Dem Prozess sollen wohl zwei neue Kläger beigetreten sein und es soll ein neues Dokument präsentiert worden sein, welches Anweisungen für Führungskräfte enthält.
Aus dem Artikel:
According to the lawsuit, the document is provided to all Google managers as part of “Inclusive Perf” training, which is a requirement for some departments at the company, and “strongly encouraged” by others.
The handout cautions managers about “rewarding people when they exhibit values and practices that are part of the dominant, and either punishing or failing to reward people when they exhibit values that are outside the of the dominant cultural norm.”
The handout goes on to list examples of things that are “valued” by the dominant “white/male” culture of the U.S. These include:
Meritocracy, winning, avoiding conflict, a belief in objectivity, a “colorblind racial frame”, urgency, numbers driven, and perfectionism.
This is contrasted with values that are “commonly invisibilized or devalued” by the “white/male” culture, including:
Raising up multiple voices, collective achievement, a belief in subjectivity, “noticing race/color and any racial patterns in treatment”, sustainability, and “seven generations thinking.”
Die Tabelle dazu:
Also wie man sieht ein recht deutliches Bekenntnis zu klassischen intersektionalen Theorien.
In dem Artikel heißt es weiter:

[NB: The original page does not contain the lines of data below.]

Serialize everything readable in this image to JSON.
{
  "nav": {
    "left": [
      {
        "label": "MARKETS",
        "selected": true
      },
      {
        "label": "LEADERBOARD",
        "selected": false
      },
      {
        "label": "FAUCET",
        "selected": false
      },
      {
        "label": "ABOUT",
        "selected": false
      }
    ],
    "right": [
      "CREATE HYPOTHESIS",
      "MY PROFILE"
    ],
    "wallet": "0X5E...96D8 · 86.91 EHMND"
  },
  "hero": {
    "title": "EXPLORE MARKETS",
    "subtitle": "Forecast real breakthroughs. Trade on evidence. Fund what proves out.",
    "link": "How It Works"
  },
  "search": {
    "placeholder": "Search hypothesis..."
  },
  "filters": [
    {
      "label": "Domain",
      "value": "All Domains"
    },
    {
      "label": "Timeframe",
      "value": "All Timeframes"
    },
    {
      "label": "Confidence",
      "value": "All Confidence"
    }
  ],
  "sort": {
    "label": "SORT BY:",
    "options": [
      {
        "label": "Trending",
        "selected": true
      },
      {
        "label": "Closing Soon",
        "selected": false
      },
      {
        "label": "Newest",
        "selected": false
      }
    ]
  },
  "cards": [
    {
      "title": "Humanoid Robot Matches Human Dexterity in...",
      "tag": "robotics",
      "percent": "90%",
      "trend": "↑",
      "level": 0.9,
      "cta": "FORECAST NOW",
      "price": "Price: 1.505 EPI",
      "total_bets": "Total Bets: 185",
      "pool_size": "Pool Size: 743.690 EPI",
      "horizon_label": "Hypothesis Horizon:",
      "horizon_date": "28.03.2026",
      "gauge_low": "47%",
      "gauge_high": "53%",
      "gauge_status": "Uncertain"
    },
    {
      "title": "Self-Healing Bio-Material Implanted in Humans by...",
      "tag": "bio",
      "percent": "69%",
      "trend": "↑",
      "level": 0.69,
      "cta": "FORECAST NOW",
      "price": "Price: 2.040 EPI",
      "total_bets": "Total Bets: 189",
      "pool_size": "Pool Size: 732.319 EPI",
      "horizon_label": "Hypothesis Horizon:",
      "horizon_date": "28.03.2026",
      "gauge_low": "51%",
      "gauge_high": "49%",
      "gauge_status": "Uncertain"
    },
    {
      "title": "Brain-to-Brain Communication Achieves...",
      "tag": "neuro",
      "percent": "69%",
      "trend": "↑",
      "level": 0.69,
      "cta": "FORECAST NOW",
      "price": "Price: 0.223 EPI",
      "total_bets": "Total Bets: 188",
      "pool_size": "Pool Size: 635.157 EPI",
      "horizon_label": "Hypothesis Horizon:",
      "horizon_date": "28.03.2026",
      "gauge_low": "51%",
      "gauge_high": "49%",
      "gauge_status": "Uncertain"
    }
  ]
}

According to the lawsuit, the document goes on to explain “how Google managers can give feedback to ‘women and people of color’ as opposed to giving feedback to males and Caucasians.”
Damore’s lawsuit claims that the handout cites “multiple different studies and articles on gender and race biases and stereotypes to justify the positions set forth.” The lawsuit notes that, unlike James Damore, who was fired after he referenced studies on gender differences, the document’s author “was never reprimanded for promoting harmful racial and gender stereotypes of Google-disfavored races and males.”
“Rather, this program became part of Google’s indoctrination of its management staff.”
Ich finde es nach wie vor einen sehr spannenden Prozess. Mal sehen, wie es weitergeht. Interessant wäre es auch zu lesen, was Google dagegen vorbringt.